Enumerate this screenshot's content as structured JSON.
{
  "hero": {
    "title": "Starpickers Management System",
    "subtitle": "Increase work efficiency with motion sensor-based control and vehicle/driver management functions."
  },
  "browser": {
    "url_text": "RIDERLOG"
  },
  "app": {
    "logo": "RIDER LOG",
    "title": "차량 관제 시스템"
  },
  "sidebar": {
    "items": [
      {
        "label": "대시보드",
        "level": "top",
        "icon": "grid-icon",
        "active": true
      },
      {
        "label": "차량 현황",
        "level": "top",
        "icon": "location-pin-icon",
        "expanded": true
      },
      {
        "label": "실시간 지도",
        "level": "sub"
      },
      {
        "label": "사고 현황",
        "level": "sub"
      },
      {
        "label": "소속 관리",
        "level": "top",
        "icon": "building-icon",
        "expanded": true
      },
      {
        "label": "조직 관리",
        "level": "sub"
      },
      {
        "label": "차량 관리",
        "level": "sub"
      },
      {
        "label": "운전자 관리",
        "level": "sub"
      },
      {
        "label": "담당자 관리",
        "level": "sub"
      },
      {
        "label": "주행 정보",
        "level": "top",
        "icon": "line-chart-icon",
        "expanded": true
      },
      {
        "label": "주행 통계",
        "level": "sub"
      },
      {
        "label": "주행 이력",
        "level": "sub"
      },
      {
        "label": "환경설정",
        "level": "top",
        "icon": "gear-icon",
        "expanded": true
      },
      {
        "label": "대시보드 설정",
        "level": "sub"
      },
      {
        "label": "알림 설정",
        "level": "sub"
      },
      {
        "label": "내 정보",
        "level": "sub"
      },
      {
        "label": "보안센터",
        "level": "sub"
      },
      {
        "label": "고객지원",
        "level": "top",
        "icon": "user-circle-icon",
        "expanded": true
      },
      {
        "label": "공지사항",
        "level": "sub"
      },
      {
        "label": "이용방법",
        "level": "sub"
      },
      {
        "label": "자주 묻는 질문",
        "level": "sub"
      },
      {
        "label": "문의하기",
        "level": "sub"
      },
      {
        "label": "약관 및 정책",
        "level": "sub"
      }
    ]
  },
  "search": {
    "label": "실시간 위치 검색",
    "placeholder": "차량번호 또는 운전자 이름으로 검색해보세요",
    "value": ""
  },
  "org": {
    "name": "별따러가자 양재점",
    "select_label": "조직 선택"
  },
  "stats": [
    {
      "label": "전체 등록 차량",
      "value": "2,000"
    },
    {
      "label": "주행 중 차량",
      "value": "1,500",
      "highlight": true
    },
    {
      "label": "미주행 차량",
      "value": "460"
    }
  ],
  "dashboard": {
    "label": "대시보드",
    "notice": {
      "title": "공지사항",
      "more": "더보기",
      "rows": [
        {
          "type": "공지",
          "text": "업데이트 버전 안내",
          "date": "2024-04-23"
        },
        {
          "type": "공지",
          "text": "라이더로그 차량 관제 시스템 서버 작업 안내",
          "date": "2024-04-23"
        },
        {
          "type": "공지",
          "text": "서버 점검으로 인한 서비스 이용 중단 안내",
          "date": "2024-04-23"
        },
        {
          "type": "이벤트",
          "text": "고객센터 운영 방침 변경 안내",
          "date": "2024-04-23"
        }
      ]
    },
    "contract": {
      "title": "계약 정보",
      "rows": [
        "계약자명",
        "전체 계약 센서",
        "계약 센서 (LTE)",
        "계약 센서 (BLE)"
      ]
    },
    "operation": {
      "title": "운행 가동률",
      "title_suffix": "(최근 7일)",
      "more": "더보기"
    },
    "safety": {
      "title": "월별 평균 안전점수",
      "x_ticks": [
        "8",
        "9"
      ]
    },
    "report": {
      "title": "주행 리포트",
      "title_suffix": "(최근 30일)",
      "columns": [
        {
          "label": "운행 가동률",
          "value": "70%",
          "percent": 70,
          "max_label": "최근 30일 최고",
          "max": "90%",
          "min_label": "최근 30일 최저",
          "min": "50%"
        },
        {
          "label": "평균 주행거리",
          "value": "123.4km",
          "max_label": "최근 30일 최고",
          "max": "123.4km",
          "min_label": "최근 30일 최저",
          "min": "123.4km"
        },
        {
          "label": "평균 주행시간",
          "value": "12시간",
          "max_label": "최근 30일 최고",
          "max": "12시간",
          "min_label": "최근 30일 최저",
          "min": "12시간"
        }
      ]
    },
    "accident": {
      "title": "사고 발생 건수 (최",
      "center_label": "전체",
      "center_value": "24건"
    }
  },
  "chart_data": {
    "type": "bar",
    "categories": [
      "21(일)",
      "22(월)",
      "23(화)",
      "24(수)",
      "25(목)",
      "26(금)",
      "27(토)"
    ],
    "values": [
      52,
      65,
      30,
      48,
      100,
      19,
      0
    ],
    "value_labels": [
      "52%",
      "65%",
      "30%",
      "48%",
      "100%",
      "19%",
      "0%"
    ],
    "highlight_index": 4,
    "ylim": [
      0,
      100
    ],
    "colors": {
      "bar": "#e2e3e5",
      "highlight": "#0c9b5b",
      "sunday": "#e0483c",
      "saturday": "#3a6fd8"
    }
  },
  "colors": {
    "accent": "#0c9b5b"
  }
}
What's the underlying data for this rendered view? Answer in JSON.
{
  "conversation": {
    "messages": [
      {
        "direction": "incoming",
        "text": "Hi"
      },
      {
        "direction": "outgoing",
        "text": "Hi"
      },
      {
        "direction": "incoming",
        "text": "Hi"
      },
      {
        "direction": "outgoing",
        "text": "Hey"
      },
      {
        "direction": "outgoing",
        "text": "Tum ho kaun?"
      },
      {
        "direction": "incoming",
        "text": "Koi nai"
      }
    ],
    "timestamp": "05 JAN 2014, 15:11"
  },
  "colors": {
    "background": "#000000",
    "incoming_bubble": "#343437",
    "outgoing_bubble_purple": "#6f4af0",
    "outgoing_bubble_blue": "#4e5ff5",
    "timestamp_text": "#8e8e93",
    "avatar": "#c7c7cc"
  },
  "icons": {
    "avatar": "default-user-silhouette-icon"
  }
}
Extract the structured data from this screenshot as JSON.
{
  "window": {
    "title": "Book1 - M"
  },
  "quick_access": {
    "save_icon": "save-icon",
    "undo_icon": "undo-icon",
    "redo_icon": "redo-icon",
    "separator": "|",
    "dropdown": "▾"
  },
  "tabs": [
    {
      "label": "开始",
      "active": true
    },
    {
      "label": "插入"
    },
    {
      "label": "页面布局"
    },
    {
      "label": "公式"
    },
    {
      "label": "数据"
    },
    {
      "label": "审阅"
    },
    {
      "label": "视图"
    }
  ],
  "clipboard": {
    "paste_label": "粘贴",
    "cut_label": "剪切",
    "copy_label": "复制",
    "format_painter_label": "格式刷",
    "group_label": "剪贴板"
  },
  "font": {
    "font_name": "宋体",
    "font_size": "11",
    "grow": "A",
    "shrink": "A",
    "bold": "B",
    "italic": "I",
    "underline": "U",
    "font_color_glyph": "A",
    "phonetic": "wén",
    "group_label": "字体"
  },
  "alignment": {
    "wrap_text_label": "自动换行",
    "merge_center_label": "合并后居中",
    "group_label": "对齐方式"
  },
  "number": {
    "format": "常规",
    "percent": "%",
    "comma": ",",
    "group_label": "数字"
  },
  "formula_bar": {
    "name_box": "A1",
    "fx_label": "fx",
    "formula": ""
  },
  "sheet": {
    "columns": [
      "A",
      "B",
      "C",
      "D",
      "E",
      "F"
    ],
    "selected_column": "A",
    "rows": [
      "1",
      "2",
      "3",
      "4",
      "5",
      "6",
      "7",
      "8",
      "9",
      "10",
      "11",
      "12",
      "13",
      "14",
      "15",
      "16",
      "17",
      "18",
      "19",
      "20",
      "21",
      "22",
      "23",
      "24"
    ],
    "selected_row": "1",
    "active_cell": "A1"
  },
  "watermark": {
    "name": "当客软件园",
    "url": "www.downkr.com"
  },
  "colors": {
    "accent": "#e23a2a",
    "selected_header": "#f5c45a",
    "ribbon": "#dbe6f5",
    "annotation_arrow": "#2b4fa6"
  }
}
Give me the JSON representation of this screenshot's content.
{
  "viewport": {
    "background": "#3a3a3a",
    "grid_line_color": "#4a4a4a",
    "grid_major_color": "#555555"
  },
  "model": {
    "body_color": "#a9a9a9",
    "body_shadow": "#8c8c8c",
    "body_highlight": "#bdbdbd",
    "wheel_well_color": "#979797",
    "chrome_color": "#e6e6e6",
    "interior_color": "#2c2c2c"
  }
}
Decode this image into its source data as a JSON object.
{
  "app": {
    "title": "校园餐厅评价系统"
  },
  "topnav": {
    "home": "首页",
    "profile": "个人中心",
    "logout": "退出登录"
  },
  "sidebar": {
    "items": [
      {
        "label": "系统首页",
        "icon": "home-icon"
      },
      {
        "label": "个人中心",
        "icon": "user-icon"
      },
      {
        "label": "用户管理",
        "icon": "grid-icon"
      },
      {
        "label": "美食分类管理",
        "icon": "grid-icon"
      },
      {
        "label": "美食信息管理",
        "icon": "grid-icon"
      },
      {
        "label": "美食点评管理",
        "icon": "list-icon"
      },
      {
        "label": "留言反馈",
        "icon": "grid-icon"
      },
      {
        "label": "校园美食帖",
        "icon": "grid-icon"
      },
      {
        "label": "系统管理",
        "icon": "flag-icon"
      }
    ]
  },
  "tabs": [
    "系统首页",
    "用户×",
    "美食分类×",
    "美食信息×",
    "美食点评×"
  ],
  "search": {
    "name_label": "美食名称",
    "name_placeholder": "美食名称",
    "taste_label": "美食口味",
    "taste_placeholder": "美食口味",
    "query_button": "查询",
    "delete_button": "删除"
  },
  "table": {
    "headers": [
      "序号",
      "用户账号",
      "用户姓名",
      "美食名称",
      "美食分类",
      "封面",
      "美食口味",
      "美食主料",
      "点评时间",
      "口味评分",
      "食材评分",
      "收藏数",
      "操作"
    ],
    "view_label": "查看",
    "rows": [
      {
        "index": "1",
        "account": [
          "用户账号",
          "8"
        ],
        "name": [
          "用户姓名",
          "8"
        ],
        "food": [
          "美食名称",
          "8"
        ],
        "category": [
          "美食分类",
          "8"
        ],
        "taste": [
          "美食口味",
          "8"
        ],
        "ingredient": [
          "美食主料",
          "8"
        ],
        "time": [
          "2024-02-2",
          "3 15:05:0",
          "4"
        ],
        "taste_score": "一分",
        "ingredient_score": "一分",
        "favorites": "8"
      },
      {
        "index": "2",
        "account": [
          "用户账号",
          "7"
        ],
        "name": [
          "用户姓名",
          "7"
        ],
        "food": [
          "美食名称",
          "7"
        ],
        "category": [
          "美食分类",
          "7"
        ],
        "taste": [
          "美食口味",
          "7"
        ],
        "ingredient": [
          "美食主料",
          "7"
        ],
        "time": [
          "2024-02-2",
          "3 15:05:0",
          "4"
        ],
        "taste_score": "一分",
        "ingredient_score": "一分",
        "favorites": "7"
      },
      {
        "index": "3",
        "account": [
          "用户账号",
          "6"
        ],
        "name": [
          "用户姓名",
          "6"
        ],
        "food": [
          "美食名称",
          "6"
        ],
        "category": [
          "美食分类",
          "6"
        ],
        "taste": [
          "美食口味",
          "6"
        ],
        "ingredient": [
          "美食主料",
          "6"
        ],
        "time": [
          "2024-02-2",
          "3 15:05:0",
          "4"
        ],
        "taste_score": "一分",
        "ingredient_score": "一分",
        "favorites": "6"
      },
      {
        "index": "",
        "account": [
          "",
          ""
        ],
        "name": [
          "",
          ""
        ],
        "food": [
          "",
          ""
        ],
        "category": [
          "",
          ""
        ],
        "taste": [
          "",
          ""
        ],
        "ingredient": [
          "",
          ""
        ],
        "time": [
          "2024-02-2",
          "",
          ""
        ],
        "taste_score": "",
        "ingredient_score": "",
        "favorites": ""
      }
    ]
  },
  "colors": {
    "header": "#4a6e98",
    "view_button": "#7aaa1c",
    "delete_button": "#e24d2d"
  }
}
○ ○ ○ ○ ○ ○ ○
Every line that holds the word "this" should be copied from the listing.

[EXERCISE OUTPUT]
Enumerate this screenshot's content as structured JSON.
What's the underlying data for this rendered view? Answer in JSON.
Extract the structured data from this screenshot as JSON.
Give me the JSON representation of this screenshot's content.
Decode this image into its source data as a JSON object.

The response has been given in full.